* Aim of the exercise
Note how many lines in the entries contain the string "Mare", then give that number and nothing else.

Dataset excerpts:
*-*-*
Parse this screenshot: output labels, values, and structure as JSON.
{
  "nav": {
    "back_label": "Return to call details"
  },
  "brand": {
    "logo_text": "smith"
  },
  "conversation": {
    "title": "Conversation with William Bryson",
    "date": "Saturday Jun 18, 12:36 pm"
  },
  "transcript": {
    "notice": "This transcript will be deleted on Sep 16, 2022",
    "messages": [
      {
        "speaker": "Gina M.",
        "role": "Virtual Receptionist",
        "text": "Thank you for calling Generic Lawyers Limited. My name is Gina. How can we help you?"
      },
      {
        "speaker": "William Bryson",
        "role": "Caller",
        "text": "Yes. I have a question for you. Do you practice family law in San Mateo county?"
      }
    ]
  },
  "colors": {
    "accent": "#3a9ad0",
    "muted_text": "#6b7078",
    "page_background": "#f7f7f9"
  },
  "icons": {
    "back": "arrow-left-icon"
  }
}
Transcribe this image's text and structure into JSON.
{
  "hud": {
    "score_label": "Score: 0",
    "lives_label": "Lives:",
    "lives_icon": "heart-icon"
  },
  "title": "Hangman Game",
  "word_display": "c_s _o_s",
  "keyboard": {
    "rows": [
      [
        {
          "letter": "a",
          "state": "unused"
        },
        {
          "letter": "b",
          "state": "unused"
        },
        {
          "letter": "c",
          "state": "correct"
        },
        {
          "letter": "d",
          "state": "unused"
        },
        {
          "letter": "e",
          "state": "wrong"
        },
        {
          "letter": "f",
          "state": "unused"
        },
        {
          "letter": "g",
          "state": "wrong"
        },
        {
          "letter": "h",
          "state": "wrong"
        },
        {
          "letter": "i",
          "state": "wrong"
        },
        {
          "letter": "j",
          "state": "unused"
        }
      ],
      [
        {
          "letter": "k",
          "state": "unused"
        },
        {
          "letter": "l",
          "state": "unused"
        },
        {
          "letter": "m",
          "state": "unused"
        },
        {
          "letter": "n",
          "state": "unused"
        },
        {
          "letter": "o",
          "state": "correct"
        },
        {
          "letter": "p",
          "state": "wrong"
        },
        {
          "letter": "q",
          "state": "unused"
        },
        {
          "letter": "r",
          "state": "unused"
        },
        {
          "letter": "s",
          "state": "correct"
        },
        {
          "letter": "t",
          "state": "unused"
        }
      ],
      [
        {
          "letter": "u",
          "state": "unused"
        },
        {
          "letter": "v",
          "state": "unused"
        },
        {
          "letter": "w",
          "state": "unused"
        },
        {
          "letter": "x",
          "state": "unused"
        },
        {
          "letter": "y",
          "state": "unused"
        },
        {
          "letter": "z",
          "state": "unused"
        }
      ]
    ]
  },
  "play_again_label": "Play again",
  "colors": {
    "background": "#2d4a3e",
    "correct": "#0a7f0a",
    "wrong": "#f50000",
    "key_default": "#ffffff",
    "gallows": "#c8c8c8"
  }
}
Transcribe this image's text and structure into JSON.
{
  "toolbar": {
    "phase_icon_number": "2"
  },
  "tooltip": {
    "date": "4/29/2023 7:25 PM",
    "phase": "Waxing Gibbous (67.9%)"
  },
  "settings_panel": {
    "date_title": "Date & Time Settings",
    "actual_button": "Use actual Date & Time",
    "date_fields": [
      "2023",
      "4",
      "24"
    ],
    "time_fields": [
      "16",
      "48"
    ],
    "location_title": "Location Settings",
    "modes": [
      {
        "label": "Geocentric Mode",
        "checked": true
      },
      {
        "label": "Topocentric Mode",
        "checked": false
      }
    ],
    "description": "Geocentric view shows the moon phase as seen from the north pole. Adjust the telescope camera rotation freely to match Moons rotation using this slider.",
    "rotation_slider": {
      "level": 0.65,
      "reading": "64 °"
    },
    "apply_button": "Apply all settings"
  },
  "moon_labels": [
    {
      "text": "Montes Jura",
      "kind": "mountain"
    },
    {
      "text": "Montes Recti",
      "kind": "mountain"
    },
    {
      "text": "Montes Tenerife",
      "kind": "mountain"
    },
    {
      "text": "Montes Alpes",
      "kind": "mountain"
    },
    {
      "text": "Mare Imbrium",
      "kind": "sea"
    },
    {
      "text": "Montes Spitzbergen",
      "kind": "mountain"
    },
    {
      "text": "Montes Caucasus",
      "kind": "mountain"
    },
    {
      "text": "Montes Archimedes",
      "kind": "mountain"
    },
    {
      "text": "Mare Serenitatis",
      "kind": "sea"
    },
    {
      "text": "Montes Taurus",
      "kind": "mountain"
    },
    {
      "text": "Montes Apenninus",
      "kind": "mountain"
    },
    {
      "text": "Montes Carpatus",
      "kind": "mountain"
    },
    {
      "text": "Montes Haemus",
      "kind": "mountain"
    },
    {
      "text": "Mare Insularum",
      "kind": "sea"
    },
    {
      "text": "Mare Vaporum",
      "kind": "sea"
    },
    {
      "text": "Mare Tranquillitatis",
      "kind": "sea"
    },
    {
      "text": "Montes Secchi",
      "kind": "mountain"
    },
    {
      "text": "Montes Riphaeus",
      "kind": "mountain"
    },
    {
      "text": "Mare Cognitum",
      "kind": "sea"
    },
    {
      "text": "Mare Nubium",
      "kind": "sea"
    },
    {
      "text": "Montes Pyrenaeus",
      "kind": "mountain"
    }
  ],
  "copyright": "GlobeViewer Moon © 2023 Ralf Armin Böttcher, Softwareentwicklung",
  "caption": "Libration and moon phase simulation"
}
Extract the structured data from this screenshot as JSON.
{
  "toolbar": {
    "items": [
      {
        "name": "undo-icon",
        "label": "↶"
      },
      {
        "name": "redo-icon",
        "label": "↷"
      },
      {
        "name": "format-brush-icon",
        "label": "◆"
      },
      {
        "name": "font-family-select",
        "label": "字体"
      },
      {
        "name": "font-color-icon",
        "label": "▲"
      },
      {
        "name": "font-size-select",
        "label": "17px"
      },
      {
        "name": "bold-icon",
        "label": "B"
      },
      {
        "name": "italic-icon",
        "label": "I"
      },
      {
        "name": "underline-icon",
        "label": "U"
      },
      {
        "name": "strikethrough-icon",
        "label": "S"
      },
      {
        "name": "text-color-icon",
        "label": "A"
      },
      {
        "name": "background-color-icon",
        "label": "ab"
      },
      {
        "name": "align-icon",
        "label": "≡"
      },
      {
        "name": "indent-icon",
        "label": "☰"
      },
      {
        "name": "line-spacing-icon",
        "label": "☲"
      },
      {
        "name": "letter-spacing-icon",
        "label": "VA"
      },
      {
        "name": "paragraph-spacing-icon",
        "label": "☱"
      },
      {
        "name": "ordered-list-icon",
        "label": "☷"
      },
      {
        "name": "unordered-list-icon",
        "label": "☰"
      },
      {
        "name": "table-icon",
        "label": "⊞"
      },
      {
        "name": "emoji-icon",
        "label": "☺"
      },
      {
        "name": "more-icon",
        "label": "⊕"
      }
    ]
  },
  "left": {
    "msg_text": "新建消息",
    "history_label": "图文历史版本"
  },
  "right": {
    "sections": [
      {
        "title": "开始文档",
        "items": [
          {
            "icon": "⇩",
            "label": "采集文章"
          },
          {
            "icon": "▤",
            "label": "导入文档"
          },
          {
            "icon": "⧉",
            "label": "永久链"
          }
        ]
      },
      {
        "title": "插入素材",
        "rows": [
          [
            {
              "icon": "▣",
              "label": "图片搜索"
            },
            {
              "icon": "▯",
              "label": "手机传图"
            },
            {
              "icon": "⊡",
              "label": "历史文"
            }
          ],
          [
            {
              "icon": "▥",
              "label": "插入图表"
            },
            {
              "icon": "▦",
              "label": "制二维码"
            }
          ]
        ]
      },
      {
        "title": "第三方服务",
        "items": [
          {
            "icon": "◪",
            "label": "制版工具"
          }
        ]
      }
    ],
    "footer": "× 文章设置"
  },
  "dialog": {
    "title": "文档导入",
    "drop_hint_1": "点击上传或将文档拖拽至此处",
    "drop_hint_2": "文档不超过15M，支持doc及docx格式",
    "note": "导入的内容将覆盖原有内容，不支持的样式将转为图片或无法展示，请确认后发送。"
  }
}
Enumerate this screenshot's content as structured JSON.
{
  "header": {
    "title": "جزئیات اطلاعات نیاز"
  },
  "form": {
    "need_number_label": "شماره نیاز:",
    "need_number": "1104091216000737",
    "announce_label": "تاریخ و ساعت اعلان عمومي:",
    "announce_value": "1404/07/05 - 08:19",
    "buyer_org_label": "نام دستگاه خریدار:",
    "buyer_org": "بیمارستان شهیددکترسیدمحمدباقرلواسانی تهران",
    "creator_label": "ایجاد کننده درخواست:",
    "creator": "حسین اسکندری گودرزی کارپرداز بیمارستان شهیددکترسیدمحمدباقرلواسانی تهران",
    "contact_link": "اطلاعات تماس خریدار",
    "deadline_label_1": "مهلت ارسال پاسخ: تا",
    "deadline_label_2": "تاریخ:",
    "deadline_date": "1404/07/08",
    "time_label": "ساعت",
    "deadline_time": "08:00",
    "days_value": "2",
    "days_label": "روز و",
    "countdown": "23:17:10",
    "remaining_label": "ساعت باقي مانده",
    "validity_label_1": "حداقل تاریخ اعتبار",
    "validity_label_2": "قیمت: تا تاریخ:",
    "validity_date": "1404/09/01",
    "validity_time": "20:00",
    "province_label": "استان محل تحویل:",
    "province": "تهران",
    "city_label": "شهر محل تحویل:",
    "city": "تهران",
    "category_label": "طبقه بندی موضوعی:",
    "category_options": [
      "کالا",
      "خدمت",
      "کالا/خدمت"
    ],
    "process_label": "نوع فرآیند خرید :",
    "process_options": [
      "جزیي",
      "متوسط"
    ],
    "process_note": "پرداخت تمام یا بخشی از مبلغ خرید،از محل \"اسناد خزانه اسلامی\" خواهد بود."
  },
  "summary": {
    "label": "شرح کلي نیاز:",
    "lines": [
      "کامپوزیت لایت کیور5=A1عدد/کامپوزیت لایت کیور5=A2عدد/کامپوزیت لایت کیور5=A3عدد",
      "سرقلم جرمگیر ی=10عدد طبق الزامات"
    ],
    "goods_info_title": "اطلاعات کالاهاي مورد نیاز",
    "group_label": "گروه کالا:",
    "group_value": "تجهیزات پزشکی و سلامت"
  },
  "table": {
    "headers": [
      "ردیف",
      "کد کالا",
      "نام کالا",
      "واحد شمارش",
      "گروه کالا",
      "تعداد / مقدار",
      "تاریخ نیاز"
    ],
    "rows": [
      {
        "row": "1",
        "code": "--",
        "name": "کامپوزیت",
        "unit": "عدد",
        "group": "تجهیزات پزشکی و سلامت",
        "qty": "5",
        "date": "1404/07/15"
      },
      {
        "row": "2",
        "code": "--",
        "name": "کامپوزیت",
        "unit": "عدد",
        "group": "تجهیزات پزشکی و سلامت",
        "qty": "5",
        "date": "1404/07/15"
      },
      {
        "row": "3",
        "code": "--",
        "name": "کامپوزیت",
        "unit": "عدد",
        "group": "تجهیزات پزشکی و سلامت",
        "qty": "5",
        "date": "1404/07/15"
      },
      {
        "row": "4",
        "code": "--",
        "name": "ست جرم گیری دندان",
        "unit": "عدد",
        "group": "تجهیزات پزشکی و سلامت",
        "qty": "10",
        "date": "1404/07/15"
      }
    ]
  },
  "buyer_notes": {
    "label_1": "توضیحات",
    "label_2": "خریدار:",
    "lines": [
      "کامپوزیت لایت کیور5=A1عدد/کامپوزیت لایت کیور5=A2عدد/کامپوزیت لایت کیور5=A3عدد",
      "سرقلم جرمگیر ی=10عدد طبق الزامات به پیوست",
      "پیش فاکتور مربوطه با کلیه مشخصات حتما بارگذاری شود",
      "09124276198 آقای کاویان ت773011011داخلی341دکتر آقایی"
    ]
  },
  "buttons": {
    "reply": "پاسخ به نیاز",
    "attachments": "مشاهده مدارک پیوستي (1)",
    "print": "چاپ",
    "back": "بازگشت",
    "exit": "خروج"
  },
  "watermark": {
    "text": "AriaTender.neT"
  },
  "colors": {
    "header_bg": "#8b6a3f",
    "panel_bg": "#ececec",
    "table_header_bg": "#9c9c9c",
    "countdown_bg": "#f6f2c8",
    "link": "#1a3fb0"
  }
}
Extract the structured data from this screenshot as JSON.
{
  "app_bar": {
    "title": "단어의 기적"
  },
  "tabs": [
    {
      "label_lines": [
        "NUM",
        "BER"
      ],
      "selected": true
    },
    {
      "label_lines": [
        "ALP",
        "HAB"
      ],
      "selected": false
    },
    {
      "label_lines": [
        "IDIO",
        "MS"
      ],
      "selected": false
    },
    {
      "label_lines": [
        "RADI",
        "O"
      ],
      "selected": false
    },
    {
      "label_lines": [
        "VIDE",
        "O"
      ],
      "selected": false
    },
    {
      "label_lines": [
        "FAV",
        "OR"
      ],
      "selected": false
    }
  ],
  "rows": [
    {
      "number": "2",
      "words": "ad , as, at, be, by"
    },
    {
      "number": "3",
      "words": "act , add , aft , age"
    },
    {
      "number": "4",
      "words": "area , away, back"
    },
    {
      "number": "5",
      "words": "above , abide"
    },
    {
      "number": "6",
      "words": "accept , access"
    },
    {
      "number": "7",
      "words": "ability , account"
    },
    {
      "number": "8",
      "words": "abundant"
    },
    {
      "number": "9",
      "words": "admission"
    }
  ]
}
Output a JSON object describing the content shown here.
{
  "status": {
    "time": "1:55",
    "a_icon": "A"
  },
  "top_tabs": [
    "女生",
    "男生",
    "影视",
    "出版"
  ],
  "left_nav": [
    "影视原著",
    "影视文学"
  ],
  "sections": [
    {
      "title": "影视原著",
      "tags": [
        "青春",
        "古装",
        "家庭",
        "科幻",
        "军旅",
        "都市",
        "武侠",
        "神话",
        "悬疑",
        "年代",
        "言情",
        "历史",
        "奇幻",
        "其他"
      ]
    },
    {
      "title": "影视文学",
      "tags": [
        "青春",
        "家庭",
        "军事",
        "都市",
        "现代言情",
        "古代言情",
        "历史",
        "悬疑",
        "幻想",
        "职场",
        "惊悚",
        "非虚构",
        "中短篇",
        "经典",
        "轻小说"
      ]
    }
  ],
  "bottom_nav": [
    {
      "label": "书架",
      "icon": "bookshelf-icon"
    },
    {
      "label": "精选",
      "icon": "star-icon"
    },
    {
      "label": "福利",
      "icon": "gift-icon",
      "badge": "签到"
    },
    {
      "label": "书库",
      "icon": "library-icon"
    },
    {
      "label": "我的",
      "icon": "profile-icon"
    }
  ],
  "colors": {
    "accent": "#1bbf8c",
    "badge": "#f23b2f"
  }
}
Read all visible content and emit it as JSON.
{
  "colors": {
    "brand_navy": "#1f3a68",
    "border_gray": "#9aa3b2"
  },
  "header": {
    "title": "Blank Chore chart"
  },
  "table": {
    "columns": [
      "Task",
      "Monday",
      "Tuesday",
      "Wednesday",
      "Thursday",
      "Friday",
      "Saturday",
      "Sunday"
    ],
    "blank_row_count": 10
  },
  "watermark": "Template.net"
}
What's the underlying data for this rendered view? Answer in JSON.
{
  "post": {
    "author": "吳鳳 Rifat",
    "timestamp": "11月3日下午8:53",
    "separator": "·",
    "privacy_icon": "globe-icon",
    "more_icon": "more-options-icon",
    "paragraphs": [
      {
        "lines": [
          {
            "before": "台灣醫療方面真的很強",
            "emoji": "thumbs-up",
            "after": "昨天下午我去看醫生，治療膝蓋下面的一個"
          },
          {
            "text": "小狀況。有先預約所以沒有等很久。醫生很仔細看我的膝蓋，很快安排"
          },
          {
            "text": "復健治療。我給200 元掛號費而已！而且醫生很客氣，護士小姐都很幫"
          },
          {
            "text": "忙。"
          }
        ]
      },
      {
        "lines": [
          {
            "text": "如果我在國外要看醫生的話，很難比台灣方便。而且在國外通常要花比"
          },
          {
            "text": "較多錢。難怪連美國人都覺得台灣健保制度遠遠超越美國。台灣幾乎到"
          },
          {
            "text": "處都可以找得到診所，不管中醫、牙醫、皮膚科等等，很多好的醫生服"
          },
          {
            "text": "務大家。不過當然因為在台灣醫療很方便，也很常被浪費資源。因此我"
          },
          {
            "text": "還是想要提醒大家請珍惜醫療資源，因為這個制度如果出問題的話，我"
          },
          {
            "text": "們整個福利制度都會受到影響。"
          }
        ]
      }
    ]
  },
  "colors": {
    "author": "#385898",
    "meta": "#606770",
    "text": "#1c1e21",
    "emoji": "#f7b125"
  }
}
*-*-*
* Output for this exercise
7